Dr Martha, a clinical psychologist and the author of How to Be the Grown-Up: Why Good Parenting Starts with You, agrees with Gholami, adding that the third sign, 'You crave each other sexually,' is particularly misleading for many.

"This ‘sign’ of a highly compatible relationship is a misleading myth that may be harmful for some," she told us here at GoodTo.com. "Our society holds strong myths around sexual desire that can impact on couples’ satisfaction when there is no problem in their sexual relationship, the problem lies within the perceived societal expectations placed on couples.

"It’s not the frequency or the ‘craving’ of sex that keeps long-term couples together. It’s how pleasurable sex is between them, how satisfied they are with the quality of sex they are having. And this is really important if you are in a long-term relationship, particularly if you are a parent because desire shrinks with familiarity and it decreases further with tiredness and time pressure. So keeping ‘desire’ high is an impossible task that can leave some couples feeling incompatible when they’re just experiencing a normal couple process."

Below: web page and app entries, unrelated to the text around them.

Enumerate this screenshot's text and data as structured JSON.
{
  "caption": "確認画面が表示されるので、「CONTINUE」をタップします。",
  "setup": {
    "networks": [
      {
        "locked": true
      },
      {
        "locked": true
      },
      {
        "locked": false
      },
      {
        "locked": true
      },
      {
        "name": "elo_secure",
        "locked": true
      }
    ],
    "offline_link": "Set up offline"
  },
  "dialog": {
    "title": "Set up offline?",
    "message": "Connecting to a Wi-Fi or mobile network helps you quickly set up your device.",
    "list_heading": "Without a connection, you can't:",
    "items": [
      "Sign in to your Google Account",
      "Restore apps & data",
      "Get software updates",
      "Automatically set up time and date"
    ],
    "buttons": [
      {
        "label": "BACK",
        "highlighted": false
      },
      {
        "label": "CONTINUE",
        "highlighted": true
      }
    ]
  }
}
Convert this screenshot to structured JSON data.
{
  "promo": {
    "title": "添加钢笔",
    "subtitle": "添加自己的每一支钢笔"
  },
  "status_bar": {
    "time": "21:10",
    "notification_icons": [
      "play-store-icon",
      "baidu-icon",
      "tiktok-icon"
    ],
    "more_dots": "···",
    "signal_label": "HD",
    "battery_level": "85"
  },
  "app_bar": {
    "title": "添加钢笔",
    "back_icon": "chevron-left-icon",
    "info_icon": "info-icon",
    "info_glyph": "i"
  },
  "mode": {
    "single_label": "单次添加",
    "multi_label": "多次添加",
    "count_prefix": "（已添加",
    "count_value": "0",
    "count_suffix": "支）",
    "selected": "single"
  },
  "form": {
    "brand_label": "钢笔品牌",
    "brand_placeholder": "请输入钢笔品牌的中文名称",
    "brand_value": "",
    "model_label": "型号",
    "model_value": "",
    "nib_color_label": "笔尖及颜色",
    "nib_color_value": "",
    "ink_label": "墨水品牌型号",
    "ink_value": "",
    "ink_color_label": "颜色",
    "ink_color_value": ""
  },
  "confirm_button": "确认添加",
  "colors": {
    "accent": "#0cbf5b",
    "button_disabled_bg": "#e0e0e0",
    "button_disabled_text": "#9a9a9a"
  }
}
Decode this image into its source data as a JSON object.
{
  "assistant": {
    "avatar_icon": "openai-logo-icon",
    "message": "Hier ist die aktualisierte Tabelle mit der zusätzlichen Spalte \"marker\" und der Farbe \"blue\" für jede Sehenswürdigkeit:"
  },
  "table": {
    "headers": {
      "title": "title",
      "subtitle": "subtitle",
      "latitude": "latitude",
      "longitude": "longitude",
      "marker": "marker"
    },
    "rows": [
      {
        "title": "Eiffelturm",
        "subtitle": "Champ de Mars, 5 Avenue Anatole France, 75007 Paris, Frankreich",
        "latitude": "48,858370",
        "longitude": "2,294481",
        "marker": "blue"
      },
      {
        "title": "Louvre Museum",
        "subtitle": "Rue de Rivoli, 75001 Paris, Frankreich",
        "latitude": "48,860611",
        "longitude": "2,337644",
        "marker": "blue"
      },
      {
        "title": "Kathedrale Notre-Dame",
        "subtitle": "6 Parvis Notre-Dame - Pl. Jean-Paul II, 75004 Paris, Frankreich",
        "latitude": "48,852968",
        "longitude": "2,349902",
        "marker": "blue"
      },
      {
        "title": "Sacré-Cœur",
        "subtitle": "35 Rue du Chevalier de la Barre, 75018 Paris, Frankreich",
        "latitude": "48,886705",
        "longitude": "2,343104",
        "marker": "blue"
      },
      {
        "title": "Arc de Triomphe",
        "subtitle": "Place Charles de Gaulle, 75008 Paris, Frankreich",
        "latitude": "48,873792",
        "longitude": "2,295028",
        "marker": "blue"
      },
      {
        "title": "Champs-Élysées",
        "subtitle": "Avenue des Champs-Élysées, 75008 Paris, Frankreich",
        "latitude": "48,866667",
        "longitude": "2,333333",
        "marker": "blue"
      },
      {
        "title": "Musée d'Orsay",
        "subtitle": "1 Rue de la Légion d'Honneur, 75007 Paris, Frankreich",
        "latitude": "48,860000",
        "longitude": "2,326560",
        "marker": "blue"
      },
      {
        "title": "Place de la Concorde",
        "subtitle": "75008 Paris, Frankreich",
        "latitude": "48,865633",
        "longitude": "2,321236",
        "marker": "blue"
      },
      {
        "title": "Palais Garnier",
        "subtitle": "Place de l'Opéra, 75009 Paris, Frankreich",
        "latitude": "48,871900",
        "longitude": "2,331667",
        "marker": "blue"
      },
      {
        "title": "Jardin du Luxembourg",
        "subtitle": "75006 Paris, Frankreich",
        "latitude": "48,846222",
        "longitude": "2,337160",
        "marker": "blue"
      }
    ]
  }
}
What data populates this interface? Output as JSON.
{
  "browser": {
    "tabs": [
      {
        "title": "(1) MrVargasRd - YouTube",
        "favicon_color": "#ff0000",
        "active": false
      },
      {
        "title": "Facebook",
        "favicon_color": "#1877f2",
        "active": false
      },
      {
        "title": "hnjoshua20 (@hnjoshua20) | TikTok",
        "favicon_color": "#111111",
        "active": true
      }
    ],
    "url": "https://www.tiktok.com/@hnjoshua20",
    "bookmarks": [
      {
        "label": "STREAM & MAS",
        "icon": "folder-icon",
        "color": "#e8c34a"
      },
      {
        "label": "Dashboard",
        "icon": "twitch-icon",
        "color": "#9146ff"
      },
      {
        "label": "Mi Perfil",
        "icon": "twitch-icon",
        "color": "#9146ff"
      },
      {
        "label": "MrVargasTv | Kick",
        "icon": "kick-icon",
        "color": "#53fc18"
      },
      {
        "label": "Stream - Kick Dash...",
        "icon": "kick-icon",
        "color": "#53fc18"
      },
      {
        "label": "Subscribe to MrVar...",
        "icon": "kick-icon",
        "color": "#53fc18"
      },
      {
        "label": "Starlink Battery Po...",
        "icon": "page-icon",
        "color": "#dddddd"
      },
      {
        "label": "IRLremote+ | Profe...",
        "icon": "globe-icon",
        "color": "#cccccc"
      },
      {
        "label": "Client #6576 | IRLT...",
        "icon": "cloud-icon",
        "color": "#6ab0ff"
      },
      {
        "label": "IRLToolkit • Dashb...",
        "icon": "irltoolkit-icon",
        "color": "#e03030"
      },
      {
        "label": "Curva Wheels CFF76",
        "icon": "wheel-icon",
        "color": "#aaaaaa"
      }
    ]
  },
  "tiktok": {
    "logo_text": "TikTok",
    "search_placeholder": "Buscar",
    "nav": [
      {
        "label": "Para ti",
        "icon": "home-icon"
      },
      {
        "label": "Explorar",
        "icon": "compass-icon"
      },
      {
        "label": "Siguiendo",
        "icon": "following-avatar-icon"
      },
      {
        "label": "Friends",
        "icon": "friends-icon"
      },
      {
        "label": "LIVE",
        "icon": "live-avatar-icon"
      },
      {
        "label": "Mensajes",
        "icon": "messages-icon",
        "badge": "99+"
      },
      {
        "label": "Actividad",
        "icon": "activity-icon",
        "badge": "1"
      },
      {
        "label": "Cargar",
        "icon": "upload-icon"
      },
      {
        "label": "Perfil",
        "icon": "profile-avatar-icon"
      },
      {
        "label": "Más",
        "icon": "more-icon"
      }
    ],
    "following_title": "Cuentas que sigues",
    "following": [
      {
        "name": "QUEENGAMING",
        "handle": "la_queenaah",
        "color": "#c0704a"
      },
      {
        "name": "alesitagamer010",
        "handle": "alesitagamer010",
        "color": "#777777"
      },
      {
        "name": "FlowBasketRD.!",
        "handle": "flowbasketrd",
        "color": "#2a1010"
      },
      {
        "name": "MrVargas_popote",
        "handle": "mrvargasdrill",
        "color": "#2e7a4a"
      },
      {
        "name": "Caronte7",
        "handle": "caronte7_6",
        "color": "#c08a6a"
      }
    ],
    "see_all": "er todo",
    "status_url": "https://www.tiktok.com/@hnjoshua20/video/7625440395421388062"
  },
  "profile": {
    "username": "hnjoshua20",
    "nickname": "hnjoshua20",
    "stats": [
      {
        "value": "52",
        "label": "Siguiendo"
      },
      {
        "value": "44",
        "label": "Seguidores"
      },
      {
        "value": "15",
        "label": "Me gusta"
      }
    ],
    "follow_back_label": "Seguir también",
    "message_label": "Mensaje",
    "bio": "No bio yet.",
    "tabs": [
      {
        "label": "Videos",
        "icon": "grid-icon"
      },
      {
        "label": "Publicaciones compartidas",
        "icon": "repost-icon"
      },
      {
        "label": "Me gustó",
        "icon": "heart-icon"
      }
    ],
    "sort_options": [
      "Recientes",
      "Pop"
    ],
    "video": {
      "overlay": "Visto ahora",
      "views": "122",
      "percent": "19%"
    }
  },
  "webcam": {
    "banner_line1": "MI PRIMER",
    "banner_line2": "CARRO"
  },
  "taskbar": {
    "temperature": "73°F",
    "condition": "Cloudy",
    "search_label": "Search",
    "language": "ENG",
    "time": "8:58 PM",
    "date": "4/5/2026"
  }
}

Navigating relationships after starting a family can be difficult. Life can sweep you up and learning how to explain the mental load of that to your partner is hard but necessary. You may find yourself feeling disconnected from your partner after having a baby, which is completely normal, but when you're ready there are plenty of ways to connect with your partner after your kids have gone to bed including one simple habit that could get your sex life back on track after having a baby.